Thursday, July 14, 2016
On the streets of Seoul,
fortune tellers sit cross legged
next to birdcages
on the blank sidewalk:
the bottom of the cage strewn with tiny scrolls,
and on a perch a single
white finch with clipped feathers.
I lean down to ask how much
and nod at the price,
handing her the bills folded like the pages of a book
The fortune teller speaks a single Korean word,
and the bird hops down,
taking a scroll in its beak
which is quickly removed and unrolled.
“You will have long life,” she says
“and make your living with words.
Your parents very happy with your choices,
but a neighbor is jealous.”
But when I urge her to go on,
she gets angry, barking
at the bird, causing it to hop
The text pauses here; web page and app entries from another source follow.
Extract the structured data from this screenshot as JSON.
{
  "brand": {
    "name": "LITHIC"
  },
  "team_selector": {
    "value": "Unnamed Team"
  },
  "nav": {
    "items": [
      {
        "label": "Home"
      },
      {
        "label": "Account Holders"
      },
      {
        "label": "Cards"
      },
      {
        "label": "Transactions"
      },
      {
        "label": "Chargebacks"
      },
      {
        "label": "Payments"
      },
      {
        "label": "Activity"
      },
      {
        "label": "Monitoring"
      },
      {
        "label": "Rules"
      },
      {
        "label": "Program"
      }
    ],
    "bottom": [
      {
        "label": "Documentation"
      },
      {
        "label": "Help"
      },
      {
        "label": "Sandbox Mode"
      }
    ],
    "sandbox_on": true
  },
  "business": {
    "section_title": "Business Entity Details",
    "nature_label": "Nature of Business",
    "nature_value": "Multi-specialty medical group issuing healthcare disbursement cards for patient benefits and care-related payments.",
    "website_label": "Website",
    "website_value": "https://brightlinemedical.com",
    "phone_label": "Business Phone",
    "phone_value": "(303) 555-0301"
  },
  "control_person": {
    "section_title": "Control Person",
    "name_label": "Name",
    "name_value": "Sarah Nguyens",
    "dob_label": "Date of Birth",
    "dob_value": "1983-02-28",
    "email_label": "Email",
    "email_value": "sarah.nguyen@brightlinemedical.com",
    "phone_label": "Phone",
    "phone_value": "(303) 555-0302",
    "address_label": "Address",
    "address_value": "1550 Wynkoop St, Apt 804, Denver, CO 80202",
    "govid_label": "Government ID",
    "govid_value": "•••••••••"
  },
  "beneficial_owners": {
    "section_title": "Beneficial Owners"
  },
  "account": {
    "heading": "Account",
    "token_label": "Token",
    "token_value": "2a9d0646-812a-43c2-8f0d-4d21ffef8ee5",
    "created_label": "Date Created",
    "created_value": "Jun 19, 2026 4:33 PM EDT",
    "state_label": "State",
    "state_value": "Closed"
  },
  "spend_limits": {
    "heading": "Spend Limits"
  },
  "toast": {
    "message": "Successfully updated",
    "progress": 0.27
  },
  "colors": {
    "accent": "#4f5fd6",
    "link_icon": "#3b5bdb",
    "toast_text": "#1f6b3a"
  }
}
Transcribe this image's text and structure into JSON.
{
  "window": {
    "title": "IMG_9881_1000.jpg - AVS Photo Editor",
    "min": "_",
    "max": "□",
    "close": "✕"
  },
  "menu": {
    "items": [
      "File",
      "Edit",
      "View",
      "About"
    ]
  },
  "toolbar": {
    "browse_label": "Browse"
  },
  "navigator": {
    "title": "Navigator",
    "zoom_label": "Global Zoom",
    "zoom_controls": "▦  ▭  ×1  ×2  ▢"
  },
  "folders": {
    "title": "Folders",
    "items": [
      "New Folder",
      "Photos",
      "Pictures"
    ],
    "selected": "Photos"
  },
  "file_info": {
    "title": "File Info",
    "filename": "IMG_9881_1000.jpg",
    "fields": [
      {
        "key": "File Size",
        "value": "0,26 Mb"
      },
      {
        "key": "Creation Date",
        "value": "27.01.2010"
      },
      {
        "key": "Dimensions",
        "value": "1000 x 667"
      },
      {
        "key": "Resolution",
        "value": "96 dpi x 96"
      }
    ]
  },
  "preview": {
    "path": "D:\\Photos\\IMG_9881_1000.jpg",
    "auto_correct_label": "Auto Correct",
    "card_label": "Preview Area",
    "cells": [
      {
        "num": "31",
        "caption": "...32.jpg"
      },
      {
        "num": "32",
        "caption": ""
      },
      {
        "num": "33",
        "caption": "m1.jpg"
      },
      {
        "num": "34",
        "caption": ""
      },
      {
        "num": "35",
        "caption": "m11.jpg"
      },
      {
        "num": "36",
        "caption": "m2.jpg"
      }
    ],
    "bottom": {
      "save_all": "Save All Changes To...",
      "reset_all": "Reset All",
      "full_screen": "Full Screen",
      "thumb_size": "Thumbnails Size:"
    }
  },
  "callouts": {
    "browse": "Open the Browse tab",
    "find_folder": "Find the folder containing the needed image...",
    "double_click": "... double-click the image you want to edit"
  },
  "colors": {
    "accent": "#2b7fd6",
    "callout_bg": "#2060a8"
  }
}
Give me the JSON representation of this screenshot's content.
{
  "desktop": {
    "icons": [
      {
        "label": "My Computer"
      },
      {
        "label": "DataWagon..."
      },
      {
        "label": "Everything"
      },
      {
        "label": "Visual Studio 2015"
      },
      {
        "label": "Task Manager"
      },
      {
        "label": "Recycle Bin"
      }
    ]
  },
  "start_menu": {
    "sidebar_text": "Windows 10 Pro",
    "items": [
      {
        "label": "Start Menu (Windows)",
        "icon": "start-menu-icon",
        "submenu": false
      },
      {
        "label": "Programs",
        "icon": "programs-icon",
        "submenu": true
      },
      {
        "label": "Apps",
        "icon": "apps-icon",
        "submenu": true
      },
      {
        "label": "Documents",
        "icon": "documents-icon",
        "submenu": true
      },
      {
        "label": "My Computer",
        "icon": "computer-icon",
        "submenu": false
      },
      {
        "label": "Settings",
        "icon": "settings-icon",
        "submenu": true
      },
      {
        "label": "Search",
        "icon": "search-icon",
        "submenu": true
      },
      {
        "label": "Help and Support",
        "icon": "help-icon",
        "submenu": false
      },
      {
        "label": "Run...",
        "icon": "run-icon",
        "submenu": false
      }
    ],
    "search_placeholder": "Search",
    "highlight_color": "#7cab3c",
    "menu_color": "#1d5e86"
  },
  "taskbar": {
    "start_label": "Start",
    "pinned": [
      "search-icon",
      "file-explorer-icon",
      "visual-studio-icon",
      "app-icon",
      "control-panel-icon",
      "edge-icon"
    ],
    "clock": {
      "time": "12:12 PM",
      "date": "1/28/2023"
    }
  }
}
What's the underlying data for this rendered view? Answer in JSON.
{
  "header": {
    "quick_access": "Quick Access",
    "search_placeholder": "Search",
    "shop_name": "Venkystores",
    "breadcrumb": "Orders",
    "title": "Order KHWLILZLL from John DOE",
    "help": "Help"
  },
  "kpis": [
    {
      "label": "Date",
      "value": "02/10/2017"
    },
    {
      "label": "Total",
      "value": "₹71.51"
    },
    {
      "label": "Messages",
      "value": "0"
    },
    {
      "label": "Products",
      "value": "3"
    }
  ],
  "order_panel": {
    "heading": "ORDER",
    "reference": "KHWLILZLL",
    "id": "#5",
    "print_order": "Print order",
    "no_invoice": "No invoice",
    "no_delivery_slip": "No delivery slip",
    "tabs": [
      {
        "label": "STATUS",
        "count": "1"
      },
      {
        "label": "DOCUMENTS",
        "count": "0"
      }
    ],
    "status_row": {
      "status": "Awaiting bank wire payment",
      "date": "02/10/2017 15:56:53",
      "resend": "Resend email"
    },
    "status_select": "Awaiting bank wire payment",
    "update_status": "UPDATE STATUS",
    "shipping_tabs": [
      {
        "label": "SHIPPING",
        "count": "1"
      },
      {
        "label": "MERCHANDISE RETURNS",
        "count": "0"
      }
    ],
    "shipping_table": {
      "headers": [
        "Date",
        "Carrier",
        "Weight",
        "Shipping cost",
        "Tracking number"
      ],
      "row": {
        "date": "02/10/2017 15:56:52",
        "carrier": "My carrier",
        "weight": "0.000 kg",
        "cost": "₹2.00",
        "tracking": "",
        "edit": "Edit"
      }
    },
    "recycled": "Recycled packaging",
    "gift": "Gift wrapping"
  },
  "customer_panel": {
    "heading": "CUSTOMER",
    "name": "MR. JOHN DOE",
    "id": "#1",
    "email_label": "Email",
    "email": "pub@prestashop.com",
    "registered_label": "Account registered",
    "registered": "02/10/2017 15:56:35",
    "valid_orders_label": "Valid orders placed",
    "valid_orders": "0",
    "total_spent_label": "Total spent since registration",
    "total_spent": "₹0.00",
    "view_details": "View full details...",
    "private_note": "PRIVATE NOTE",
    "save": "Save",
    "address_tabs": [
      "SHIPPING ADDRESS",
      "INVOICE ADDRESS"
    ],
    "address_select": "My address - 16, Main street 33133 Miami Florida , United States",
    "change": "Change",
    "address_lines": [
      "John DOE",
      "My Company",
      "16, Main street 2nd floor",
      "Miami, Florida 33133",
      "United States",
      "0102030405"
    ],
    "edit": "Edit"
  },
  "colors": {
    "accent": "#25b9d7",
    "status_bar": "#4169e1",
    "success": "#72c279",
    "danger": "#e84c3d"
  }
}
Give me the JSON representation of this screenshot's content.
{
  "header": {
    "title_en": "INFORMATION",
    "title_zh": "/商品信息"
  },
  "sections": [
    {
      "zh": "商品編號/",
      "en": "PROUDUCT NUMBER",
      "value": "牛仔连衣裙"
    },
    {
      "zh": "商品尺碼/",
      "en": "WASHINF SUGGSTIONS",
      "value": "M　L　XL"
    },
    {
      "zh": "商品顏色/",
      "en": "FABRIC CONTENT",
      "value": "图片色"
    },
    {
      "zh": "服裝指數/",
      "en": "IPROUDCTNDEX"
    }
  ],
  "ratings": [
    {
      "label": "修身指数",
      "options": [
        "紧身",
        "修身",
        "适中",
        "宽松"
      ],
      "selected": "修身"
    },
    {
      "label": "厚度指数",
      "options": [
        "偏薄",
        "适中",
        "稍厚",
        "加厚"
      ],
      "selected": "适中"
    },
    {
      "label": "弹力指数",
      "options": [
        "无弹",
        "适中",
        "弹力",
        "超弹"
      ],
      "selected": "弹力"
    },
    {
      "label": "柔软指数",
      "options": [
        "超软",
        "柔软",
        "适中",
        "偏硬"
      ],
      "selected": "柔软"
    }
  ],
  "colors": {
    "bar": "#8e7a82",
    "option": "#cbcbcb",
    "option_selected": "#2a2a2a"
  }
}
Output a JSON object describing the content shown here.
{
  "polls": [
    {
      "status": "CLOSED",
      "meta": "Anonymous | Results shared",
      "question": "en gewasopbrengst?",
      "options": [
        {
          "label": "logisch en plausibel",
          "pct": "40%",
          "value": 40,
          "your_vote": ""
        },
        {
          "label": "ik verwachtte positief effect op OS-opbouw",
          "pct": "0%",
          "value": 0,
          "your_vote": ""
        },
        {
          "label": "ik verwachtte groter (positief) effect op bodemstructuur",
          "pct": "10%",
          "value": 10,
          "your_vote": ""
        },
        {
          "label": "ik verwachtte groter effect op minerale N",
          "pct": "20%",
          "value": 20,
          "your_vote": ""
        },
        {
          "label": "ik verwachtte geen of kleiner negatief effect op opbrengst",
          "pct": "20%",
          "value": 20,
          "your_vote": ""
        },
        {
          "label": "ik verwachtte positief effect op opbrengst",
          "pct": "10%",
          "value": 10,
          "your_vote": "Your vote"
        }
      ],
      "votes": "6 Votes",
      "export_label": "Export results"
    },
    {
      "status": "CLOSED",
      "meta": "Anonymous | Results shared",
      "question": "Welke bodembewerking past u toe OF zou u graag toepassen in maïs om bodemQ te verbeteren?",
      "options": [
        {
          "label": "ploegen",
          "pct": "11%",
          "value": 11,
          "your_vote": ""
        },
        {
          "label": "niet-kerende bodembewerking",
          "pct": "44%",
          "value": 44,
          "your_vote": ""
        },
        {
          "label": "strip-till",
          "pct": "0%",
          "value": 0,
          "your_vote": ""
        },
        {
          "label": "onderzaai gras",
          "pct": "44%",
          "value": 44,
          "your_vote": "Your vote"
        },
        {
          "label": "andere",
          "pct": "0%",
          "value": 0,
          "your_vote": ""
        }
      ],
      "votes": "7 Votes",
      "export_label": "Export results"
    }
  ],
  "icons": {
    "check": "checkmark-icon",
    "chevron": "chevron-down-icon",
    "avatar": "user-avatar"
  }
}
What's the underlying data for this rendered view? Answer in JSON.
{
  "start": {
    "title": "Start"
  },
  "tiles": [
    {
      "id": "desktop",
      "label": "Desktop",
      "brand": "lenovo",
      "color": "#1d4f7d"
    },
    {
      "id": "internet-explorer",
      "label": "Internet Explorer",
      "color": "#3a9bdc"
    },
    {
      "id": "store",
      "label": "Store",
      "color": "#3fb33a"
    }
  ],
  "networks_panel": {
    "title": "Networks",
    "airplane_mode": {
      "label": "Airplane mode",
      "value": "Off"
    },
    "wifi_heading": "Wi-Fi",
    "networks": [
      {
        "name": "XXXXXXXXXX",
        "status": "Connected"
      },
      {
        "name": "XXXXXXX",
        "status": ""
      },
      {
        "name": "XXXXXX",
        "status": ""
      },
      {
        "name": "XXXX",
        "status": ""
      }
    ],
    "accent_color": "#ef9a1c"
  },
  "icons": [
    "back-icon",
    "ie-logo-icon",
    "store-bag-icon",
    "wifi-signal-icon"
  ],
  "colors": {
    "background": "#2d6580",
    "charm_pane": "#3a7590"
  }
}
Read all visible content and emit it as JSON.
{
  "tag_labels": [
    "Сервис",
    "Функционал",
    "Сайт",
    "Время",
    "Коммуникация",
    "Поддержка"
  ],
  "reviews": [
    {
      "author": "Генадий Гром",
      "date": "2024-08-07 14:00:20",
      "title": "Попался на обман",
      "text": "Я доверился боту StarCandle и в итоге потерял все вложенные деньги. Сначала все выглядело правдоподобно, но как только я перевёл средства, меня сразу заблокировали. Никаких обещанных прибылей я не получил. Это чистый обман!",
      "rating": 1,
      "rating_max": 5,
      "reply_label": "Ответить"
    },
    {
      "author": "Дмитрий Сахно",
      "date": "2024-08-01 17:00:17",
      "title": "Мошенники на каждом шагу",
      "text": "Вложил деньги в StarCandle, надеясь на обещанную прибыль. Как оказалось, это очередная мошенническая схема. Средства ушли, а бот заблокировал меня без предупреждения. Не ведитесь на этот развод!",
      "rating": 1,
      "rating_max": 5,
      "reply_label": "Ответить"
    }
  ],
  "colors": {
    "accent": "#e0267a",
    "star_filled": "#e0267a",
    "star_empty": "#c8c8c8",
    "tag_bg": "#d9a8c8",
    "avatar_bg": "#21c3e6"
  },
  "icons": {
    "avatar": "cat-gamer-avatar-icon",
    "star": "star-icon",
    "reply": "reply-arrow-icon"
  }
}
from leg to leg on the perch,
then hang from the side
of the cage and look over its shoulder.
“Take the bird and leave,” she says,
opening the cage and thrusting the startled finch
into my hands. “Take money, too,” then changes
her mind and snatches the bills back.
I am left standing with the finch
and cannot walk with it in my hand
or find room in my pockets,
so let it sit on my tongue,
opening my mouth to let it breathe
and selling fortunes to anyone who will listen.
Originally published in Diverse Voices Quarterly, 2014